Lagavulin 16 Single Malt Scotch Review & Tasting Notes

Ashes to ashes... dust to dust. Fairly early in my Scotch journey, I was strictly a Speyside guy. Glenfiddich and Chivas are where I parked my palate, and I was happy. But, even at that young stage in my wanderings, I was very curious. I had an invitation to go to my first big whiskey event:  Whisky Extravaganza down in Miami.

As I started moving from table to table, opening up my eyes to more choices than I could shake a stick at, I got to the Lagavulin table. I asked a lot of questions, I held out my Glencairn glass, they poured Lagavulin 16, I sipped, and my palate was absolutely destroyed. I thought I licked the inside of a 1970's American car ashtray and followed it up with a charcoal briquette lozenge. Oh... it was hideous, and I stayed away from peated Scotches for awhile. 

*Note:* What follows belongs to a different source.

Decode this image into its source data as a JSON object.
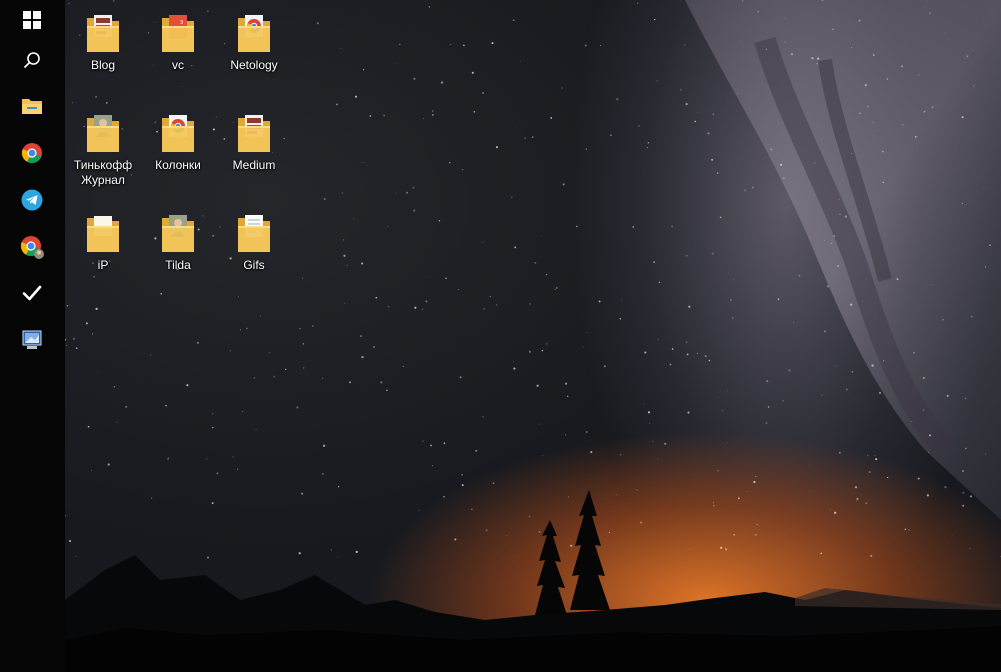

Flash forward a bit and I was brave enough to give it another go.  I started off with some Highland options (Talisker was a favorite), and then dipped my toe into Islay, and quickly becoming a fan of Ardbeg. But, whenever Lagavulin was offered, I shied away because, well, that disgusting memory would cause my mouth to go dry and pucker. 

And then flash forward several more years until, at a local Scotch tasting, Lagavulin 16 was on the menu. My enemy. 

Unfortunately, I had two things against me:  I now have a public reputation and I was in a public venue with a lot of people who know me. And, those people expect me to #DrinkCurious and not turn anything down.  I very much have a love/hate relationship with that philosophy.

So, there was no getting out of this. I was stuck. A friend was pouring and he dumped that Islay devil in my Glencairn...

Ah, before I let the cat out of the bag, there is some product information that needs to be shared. Lagavulin 16 is a single malt that is bottled at 43% ABV.  It retails for about $88.99 and is part of the Diageo portfolio. The distillery itself was founded in 1816 and has a storied history. Before the Lagavulin distillery was built, there were many illegal distilleries built on the grounds. 

Appearance:  In my glass, Lagavulin 16 presented as a brassy, dusky amber. It generated a thin rim and offered long legs that raced back to the pool of liquid sunshine. 

Nose:  There was no mistaking the aroma: Peat, peat, and more peat. But, with a much more mature nose, I discovered beneath all that peat was brine and sweet caramel.  When I inhaled through my lips, it was all vanilla cream.

Palate:  My first sip was oily and coating, but not what I could describe as heavy. The first thing to strike my palate was, not surprisingly, peat and ash. Like my nose, my palate has matured and developed and I've grown to appreciate peat. And, the best description I can use to describe what I tasted was coffee ice cream. The coffee and vanilla were thick.  Below those, I found brine and seaweed.

Finish:  I found it was very long, smoky and oaky. But, punching through that was a tasty caramel, chocolate, and toffee mixture similar to a Heath bar.

Bottle, Bar or Bust:  As I've proven to myself time and time again, always come back to revisit things you don't like. And, don't have it take years for that to happen. I've made this mistake time and time again and I often wind up kicking myself for it.  Lagavulin 16 was godawful - years ago on my then very immature palate. That's all changed. I'm in love with this Islay devil and if you have a fondness for peat, I believe you will, too. This gets an easy Bottle rating. Cheers!

My Simple, Easy-to-Understand Rating System:
  • Bottle = Buy it
  • Bar = Try it first
  • Bust = Leave it 

No comments:

Post a Comment

As we should drink in moderation, all comments are subject to it. Cheers!